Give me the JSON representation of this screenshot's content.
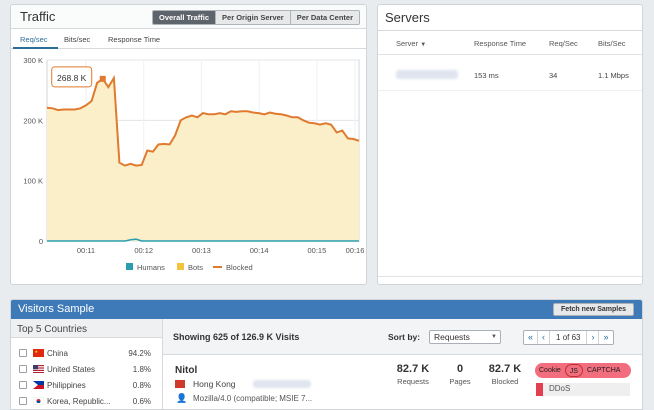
{
  "traffic": {
    "title": "Traffic",
    "views": [
      "Overall Traffic",
      "Per Origin Server",
      "Per Data Center"
    ],
    "active_view": "Overall Traffic",
    "tabs": [
      "Req/sec",
      "Bits/sec",
      "Response Time"
    ],
    "active_tab": "Req/sec",
    "tooltip": "268.8 K"
  },
  "chart_data": {
    "type": "line",
    "y_ticks": [
      "300 K",
      "200 K",
      "100 K",
      "0"
    ],
    "ylim": [
      0,
      300000
    ],
    "x_ticks": [
      "00:11",
      "00:12",
      "00:13",
      "00:14",
      "00:15",
      "00:16"
    ],
    "legend": [
      "Humans",
      "Bots",
      "Blocked"
    ],
    "legend_position": "bottom",
    "grid": true,
    "colors": {
      "humans": "#2a9db0",
      "bots": "#f2c43d",
      "blocked": "#e07a2e",
      "bots_fill": "#fbefc9"
    },
    "series": [
      {
        "name": "Blocked",
        "values": [
          221000,
          220000,
          217000,
          218000,
          218000,
          218000,
          220000,
          225000,
          232000,
          262000,
          268800,
          255000,
          270000,
          130000,
          125000,
          128000,
          125000,
          126000,
          150000,
          148000,
          160000,
          161000,
          160000,
          175000,
          200000,
          205000,
          208000,
          205000,
          212000,
          210000,
          210000,
          212000,
          210000,
          215000,
          214000,
          215000,
          215000,
          213000,
          212000,
          210000,
          213000,
          211000,
          210000,
          208000,
          205000,
          205000,
          200000,
          196000,
          195000,
          193000,
          195000,
          193000,
          180000,
          183000,
          170000,
          169000,
          166000
        ]
      },
      {
        "name": "Bots",
        "values": [
          221000,
          220000,
          217000,
          218000,
          218000,
          218000,
          220000,
          225000,
          232000,
          262000,
          268800,
          255000,
          270000,
          130000,
          125000,
          128000,
          125000,
          126000,
          150000,
          148000,
          160000,
          161000,
          160000,
          175000,
          200000,
          205000,
          208000,
          205000,
          212000,
          210000,
          210000,
          212000,
          210000,
          215000,
          214000,
          215000,
          215000,
          213000,
          212000,
          210000,
          213000,
          211000,
          210000,
          208000,
          205000,
          205000,
          200000,
          196000,
          195000,
          193000,
          195000,
          193000,
          180000,
          183000,
          170000,
          169000,
          166000
        ]
      },
      {
        "name": "Humans",
        "values": [
          0,
          0,
          0,
          0,
          0,
          0,
          0,
          0,
          0,
          0,
          0,
          0,
          0,
          0,
          0,
          2000,
          3000,
          0,
          0,
          0,
          0,
          0,
          0,
          0,
          0,
          0,
          0,
          0,
          0,
          0,
          0,
          0,
          0,
          0,
          0,
          0,
          0,
          0,
          0,
          0,
          0,
          0,
          0,
          0,
          0,
          0,
          0,
          0,
          0,
          0,
          0,
          0,
          0,
          0,
          0,
          0,
          0
        ]
      }
    ]
  },
  "servers": {
    "title": "Servers",
    "columns": [
      "Server",
      "Response Time",
      "Req/Sec",
      "Bits/Sec"
    ],
    "rows": [
      {
        "response_time": "153 ms",
        "req_sec": "34",
        "bits_sec": "1.1 Mbps"
      }
    ]
  },
  "visitors": {
    "title": "Visitors Sample",
    "fetch_label": "Fetch new Samples",
    "top_countries_title": "Top 5 Countries",
    "countries": [
      {
        "name": "China",
        "pct": "94.2%"
      },
      {
        "name": "United States",
        "pct": "1.8%"
      },
      {
        "name": "Philippines",
        "pct": "0.8%"
      },
      {
        "name": "Korea, Republic...",
        "pct": "0.6%"
      }
    ],
    "showing": "Showing 625 of 126.9 K Visits",
    "sort_label": "Sort by:",
    "sort_value": "Requests",
    "pager": {
      "first": "«",
      "prev": "‹",
      "page": "1 of 63",
      "next": "›",
      "last": "»"
    },
    "sample": {
      "name": "Nitol",
      "location": "Hong Kong",
      "user_agent": "Mozilla/4.0 (compatible; MSIE 7...",
      "requests": "82.7 K",
      "requests_label": "Requests",
      "pages": "0",
      "pages_label": "Pages",
      "blocked": "82.7 K",
      "blocked_label": "Blocked",
      "challenges": [
        "Cookie",
        "JS",
        "CAPTCHA"
      ],
      "threat": "DDoS"
    }
  }
}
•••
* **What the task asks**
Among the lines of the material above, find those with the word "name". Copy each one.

* **Response**
        "name": "Blocked",
        "name": "Bots",
        "name": "Humans",
        "name": "China",
        "name": "United States",
        "name": "Philippines",
        "name": "Korea, Republic...",
      "name": "Nitol",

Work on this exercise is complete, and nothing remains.